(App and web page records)
========================================================================

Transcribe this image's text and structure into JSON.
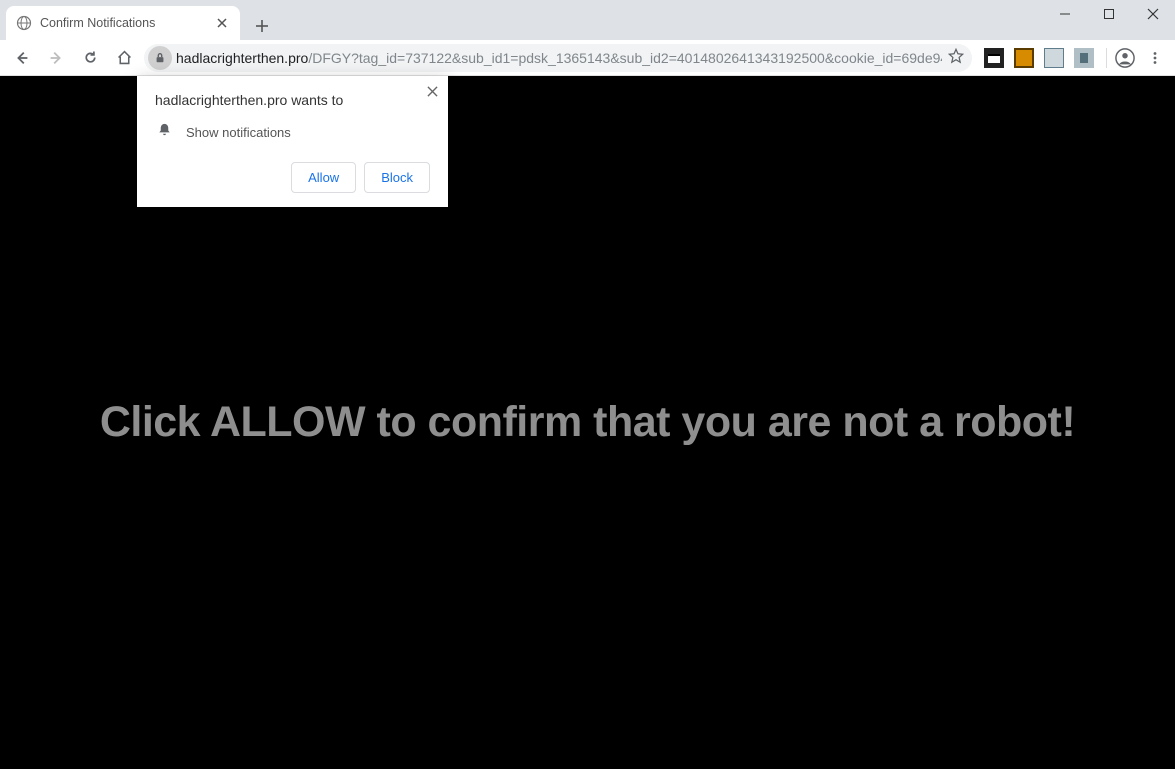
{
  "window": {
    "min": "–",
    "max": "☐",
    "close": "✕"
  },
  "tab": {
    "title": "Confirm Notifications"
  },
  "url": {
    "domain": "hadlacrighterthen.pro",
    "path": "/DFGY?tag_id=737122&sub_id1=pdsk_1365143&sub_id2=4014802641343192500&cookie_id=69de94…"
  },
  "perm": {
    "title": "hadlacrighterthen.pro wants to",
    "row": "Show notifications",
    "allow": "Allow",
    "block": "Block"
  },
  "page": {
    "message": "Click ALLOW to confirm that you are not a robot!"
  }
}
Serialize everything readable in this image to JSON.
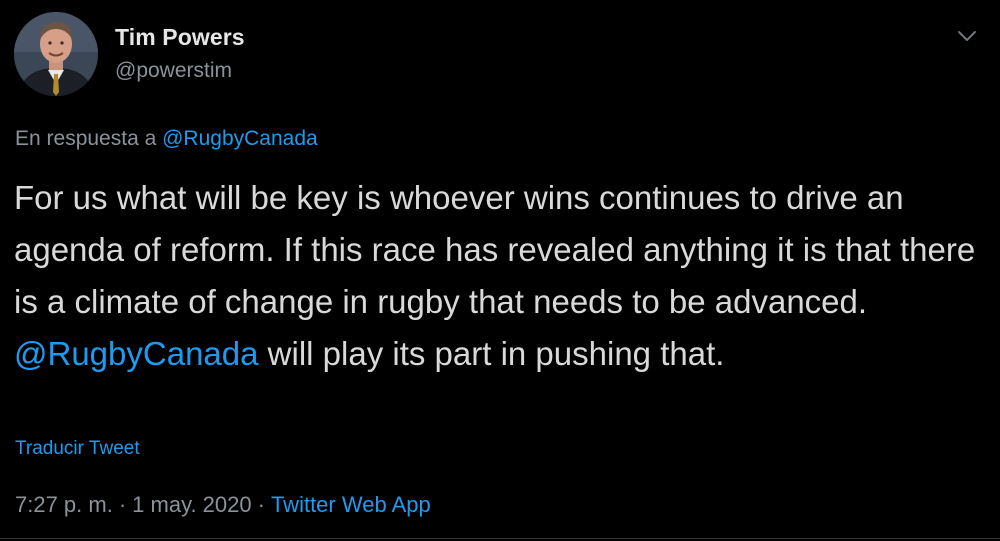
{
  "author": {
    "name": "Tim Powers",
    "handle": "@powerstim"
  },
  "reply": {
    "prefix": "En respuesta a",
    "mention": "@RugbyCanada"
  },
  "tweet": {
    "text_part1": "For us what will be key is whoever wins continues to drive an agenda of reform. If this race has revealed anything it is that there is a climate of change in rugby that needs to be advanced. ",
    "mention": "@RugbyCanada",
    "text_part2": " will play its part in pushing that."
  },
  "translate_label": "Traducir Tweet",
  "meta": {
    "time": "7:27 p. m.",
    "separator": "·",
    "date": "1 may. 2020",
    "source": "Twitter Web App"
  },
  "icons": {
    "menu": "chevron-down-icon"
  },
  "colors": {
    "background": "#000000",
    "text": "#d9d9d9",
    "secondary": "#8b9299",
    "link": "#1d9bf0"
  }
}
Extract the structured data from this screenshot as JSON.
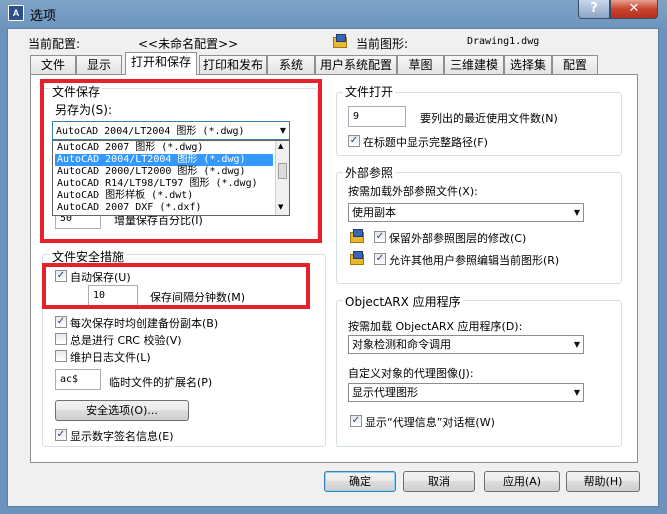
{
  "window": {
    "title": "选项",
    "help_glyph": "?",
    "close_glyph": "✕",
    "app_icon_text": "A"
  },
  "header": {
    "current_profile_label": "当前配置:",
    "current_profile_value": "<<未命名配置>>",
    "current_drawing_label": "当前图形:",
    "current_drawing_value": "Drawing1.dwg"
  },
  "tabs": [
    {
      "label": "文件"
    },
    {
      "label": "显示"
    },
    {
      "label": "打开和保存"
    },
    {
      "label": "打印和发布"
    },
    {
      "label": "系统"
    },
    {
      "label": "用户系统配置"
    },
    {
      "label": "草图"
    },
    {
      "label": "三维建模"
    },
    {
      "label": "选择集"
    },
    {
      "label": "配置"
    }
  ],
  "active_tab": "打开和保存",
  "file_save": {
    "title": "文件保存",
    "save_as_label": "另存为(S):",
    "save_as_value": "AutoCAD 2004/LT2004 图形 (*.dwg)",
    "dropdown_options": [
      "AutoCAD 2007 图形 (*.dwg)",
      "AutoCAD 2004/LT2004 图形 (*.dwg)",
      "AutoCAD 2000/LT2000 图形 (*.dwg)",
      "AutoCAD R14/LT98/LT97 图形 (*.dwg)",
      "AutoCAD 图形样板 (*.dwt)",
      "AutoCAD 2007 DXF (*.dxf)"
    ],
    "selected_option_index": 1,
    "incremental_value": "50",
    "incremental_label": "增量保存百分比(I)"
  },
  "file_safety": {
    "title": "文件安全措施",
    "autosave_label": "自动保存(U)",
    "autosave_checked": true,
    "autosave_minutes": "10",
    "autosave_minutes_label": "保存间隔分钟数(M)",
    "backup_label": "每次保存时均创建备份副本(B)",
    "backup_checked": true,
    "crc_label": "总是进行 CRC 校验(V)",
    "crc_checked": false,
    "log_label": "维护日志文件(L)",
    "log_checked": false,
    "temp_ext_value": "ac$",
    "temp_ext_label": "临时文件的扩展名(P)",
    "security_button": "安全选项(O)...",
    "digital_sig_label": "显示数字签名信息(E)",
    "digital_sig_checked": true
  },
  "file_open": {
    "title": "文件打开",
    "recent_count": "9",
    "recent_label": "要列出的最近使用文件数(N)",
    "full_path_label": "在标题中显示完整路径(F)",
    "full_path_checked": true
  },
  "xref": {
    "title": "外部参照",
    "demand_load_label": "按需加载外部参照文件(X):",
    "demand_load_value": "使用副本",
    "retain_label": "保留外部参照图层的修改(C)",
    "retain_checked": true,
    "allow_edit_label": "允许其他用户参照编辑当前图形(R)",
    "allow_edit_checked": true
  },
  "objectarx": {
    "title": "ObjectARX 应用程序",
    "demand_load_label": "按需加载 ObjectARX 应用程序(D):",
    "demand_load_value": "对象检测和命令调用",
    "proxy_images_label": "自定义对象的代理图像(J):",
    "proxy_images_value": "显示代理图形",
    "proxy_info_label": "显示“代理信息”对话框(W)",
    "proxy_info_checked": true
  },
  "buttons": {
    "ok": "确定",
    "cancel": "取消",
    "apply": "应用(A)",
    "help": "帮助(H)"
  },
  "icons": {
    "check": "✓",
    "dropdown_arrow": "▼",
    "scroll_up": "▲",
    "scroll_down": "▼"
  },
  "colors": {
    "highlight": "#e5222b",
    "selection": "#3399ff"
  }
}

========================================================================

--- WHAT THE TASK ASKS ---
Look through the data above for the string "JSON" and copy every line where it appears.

--- WRITTEN RESPONSE ---
Transcribe this image's text and structure into JSON.
Serialize everything readable in this image to JSON.
Extract the structured data from this screenshot as JSON.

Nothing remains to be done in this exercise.